When the Star Wars prequels were released, a great many fans of the original trilogy complained that the new movies simply weren’t as good as the old ones. The new ones, they said, didn’t make them experience the same sense of joy and wonder they felt when viewing the originals back in the late 1970s and early 1980s.
In response there arose a variety of excellent in-depth critiques of the newer films, explaining deficits in storytelling, acting, and various other aspects of the filmmaking craft.
Many of these critiques were indeed spot on, and the prequels are undoubtedly inferior to episodes IV, V and VI.
But it soon became apparent that all the various flaws the critics identified weren’t actually responsible for that initial disappointment. The movies had changed, yes, but so had the fans — they were older, 30 or 40 years old instead of eight or 12, and there was simply no way any film, no matter how good, was going to make them feel the way they did when they were children, with a child’s unmatched capacity for awe, joy, and, well, having fun.

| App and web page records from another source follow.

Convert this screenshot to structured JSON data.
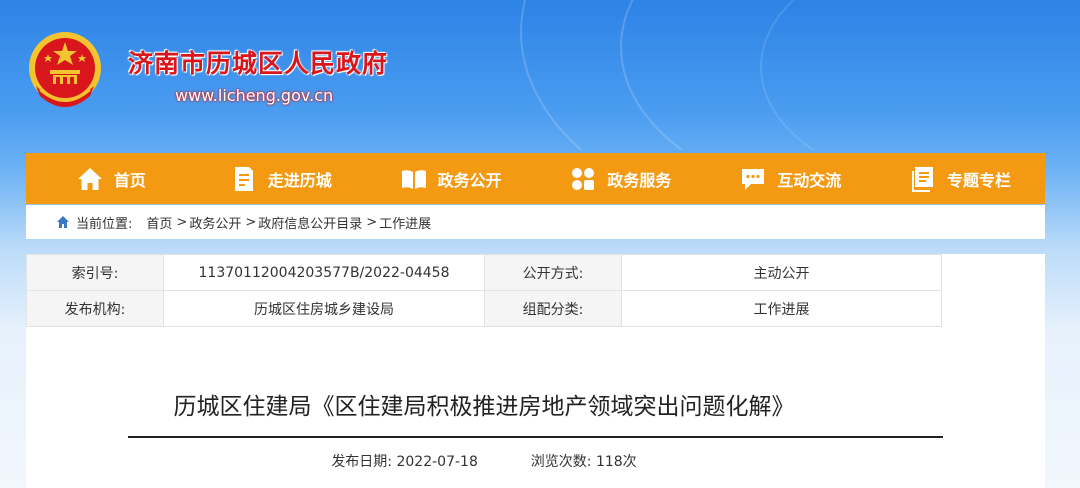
{
  "header": {
    "site_title": "济南市历城区人民政府",
    "site_url": "www.licheng.gov.cn"
  },
  "nav": {
    "items": [
      {
        "label": "首页",
        "icon": "home-icon"
      },
      {
        "label": "走进历城",
        "icon": "document-pen-icon"
      },
      {
        "label": "政务公开",
        "icon": "open-book-icon"
      },
      {
        "label": "政务服务",
        "icon": "service-grid-icon"
      },
      {
        "label": "互动交流",
        "icon": "chat-bubble-icon"
      },
      {
        "label": "专题专栏",
        "icon": "topic-list-icon"
      }
    ]
  },
  "breadcrumb": {
    "label": "当前位置:",
    "items": [
      "首页",
      "政务公开",
      "政府信息公开目录",
      "工作进展"
    ],
    "sep": ">"
  },
  "meta": {
    "index_label": "索引号:",
    "index_value": "11370112004203577B/2022-04458",
    "mode_label": "公开方式:",
    "mode_value": "主动公开",
    "publisher_label": "发布机构:",
    "publisher_value": "历城区住房城乡建设局",
    "category_label": "组配分类:",
    "category_value": "工作进展"
  },
  "article": {
    "title": "历城区住建局《区住建局积极推进房地产领域突出问题化解》",
    "date_label": "发布日期:",
    "date_value": "2022-07-18",
    "views_label": "浏览次数:",
    "views_value": "118次"
  },
  "colors": {
    "nav_bg": "#f39a12",
    "title_red": "#d8161b",
    "sky_blue": "#2d83e6"
  }
}
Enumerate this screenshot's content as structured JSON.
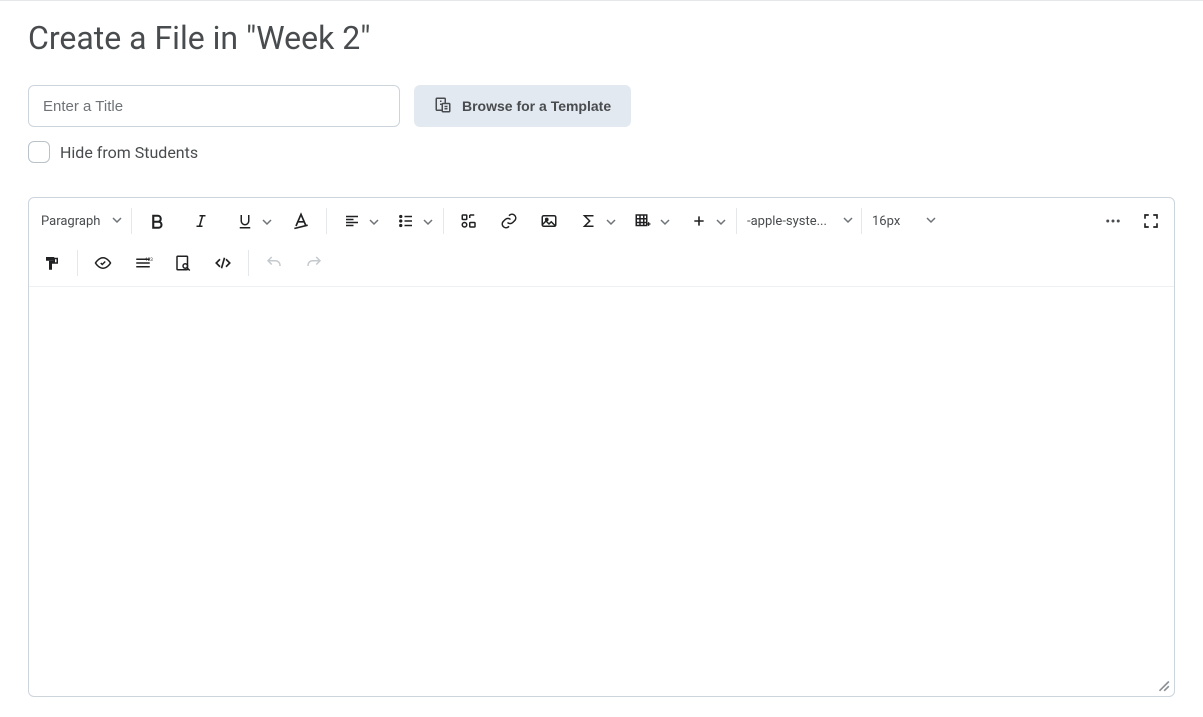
{
  "page": {
    "title": "Create a File in \"Week 2\""
  },
  "title_input": {
    "placeholder": "Enter a Title",
    "value": ""
  },
  "template_button": {
    "label": "Browse for a Template"
  },
  "hide_checkbox": {
    "label": "Hide from Students",
    "checked": false
  },
  "toolbar": {
    "paragraph": {
      "label": "Paragraph"
    },
    "font_family": {
      "value": "-apple-syste..."
    },
    "font_size": {
      "value": "16px"
    }
  },
  "icons": {
    "bold": "bold-icon",
    "italic": "italic-icon",
    "underline": "underline-icon",
    "strike_format": "format-A-icon",
    "align": "align-left-icon",
    "list": "list-icon",
    "insert_stuff": "insert-stuff-icon",
    "link": "link-icon",
    "image": "image-icon",
    "sigma": "sigma-icon",
    "table": "table-icon",
    "plus": "plus-icon",
    "more": "more-icon",
    "fullscreen": "fullscreen-icon",
    "paint": "format-painter-icon",
    "accessibility": "accessibility-check-icon",
    "word_count": "line-item-icon",
    "preview": "preview-icon",
    "source": "source-code-icon",
    "undo": "undo-icon",
    "redo": "redo-icon"
  }
}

The fact that children were loving the new films as much as their parents had loved the originals proved that point.
So, back to games. Yes, gamers also get older, and what they enjoy and how much they enjoy those things change. But I’d argue that, unlike in the above example, games have changed a lot more than gamers, and in recent years many have changed to become a lot less fun.
Ask yourself, honestly, if you’re working to clear that 126th icon off the vast world map because you’re having so much fun doing it, or because you feel compelled to see that magical “100 per cent completion” message pop up?
Have you become addicted, and worst of all, addicted not to fun, but to completionism?
Are you playing games because you’re having fun while playing them, or are you playing them because they’re supposed to be fun?
If you’re not sure, then there’s a test that I guarantee will give you the answer, and it comes in the form of The Legend of Zelda: Breath of the Wild, the latest entry in the 30-plus-year-old fantasy franchise by Nintendo.
Breath of the Wild (BotW) is many things, but above all, it is an exceptional amount of fun. Play it, and you will instantly realise what’s missing from so many games that dominate today’s marketplace.
BotW adopts yet subverts some of the open-world tropes that have become so stiflingly de rigueur.
Yes, there’s a vast, vast map to explore, but instead of some procedurally generated, soulless expanse, this is a lovingly, meticulously built hand-crafted world.
There’s crafting and cooking, but it’s always in service of the utterly unfettered exploration that lies at the heart of the game, instead of being tacked on to tick some boxes on the “how to build a modern best-selling-game” checklist.
There are side quests and the ability to enhance the health and stamina of Link, the player character, but even that is optional, existing only as a means to enable you to be better prepared to take on the exploration and combat opportunities this world offers.
If you so choose, you could run straight to the final “boss battle”, but why would you do that when there are so many wonders to explore?
This game doesn’t hold your hand like other supposedly open-world games that only give you the illusion of freedom while in effect forcing you to take on the world in an order and manner determined by the game’s creators.
BotW doesn’t do that, it doesn’t need to do that, because it knows how much fun it is, and so it has the confidence to leave your to your own devices.
There’s so much more that can be said about BotW. It’s already one of the most critically acclaimed games of all time, holding a 97 per cent rating on metacritic, and receiving perfect scores from some of the most highly regarded reviewers out there.
I could give you a 100 reasons why it’s a masterpiece, an instant classic and a true game-changer. But the only real reason you need to go and play it as soon as possible is that it’s fun, real fun, and a reminder of why we play games in the first place.